Entries supplied: Begin

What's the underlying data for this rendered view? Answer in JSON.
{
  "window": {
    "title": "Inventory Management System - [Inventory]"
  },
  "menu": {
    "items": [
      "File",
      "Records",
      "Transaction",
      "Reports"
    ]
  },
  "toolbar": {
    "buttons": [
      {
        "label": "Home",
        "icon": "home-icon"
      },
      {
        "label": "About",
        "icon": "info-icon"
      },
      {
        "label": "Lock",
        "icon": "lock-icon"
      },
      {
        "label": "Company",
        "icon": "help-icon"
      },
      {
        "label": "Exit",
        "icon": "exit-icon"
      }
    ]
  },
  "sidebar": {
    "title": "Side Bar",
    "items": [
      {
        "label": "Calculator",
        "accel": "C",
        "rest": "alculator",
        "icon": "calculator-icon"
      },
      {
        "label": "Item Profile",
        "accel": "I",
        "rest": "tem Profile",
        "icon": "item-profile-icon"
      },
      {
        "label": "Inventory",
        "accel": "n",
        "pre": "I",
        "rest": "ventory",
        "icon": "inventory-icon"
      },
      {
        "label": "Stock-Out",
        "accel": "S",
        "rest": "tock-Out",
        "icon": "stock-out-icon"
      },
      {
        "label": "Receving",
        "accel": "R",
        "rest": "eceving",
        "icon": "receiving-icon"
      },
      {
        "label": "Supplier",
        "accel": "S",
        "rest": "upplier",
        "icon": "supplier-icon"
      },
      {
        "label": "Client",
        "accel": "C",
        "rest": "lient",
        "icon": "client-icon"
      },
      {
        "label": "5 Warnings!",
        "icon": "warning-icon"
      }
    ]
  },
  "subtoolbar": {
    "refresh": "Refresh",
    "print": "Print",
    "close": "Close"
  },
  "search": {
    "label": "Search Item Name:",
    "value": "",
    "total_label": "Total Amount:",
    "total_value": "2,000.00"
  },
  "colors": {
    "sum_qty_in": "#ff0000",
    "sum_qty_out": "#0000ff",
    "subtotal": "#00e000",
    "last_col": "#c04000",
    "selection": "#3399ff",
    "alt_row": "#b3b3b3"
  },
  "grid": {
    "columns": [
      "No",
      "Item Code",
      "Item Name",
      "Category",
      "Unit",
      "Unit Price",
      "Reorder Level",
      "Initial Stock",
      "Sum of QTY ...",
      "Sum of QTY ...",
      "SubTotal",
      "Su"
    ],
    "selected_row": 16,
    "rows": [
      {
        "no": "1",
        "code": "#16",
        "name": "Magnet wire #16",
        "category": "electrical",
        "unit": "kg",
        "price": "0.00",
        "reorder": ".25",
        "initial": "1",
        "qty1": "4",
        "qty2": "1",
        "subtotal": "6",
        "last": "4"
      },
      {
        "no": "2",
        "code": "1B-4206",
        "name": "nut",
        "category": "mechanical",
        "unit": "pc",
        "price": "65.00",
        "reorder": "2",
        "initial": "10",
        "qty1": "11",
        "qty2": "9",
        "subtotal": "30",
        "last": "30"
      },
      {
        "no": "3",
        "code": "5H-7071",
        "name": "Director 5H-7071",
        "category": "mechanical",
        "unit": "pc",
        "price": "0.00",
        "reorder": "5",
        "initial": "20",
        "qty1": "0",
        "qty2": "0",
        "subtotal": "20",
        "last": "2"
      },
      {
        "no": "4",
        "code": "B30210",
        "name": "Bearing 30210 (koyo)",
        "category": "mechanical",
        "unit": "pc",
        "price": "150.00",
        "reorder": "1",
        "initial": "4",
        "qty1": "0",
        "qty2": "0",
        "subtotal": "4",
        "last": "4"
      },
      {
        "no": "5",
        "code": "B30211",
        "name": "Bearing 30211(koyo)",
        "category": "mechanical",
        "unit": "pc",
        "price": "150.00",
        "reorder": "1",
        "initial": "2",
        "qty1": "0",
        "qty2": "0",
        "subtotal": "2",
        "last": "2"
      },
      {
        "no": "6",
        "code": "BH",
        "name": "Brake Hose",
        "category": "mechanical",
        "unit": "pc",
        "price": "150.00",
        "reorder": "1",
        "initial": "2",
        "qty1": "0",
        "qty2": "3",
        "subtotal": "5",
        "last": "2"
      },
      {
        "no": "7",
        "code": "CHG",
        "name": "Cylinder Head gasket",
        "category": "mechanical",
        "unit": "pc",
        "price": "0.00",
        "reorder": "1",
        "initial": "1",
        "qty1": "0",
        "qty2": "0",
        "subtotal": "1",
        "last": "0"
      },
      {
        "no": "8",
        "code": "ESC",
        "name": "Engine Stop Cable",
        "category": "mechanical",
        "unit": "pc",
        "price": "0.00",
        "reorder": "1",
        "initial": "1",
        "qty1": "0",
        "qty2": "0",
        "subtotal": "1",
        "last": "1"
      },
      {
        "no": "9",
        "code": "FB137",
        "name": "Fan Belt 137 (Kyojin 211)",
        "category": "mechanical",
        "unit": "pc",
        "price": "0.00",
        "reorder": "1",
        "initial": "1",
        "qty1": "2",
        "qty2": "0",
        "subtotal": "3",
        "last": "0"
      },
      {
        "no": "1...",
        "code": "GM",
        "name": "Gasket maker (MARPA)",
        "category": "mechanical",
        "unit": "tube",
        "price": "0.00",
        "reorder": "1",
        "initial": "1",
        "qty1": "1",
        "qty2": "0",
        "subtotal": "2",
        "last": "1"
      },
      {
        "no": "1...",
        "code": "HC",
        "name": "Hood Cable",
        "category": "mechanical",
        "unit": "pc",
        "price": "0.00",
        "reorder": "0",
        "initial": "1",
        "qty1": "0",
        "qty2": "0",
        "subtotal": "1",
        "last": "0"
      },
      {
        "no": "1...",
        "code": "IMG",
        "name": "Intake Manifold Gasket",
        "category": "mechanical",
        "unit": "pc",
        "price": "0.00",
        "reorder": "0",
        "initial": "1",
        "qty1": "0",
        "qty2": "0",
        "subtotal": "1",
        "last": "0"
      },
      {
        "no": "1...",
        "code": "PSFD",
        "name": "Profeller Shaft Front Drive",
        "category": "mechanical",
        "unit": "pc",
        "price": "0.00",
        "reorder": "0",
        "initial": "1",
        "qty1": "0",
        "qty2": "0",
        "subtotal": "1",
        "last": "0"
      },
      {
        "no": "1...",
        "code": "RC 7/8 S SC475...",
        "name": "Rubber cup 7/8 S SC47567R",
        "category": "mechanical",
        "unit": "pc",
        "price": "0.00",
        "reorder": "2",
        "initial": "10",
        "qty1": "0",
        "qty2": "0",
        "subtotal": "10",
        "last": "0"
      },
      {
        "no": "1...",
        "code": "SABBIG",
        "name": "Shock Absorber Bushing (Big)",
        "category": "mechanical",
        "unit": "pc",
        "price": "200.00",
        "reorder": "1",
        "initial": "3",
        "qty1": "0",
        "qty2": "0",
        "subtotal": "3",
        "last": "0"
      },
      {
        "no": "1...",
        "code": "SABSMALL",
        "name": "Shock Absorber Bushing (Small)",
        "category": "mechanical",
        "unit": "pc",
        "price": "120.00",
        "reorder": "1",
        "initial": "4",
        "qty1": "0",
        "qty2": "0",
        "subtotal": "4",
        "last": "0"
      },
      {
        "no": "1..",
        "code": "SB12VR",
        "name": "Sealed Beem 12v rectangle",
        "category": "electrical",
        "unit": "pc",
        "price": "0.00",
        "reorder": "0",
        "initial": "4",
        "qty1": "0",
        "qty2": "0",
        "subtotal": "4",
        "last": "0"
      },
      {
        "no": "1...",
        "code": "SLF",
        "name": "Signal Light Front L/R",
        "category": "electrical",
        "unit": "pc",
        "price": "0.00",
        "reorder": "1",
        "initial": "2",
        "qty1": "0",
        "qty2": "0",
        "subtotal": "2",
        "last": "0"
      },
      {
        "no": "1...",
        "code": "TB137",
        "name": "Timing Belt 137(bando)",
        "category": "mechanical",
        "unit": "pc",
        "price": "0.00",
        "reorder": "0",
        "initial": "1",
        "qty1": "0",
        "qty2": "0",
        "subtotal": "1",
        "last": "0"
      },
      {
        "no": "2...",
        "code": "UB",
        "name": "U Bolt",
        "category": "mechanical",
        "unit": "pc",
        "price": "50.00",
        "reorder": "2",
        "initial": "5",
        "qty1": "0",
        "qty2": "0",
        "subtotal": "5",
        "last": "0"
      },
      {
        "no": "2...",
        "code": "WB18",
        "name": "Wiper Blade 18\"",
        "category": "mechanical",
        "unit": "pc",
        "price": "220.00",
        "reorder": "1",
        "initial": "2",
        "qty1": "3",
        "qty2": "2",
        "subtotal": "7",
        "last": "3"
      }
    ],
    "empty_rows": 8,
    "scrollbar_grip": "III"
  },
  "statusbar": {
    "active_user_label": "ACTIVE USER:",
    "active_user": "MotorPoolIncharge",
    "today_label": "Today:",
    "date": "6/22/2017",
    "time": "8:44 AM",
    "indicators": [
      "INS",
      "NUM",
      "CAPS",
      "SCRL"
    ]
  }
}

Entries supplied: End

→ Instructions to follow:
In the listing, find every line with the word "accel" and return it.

→ Exercise result:
        "accel": "C",
        "accel": "I",
        "accel": "n",
        "accel": "S",
        "accel": "R",
        "accel": "S",
        "accel": "C",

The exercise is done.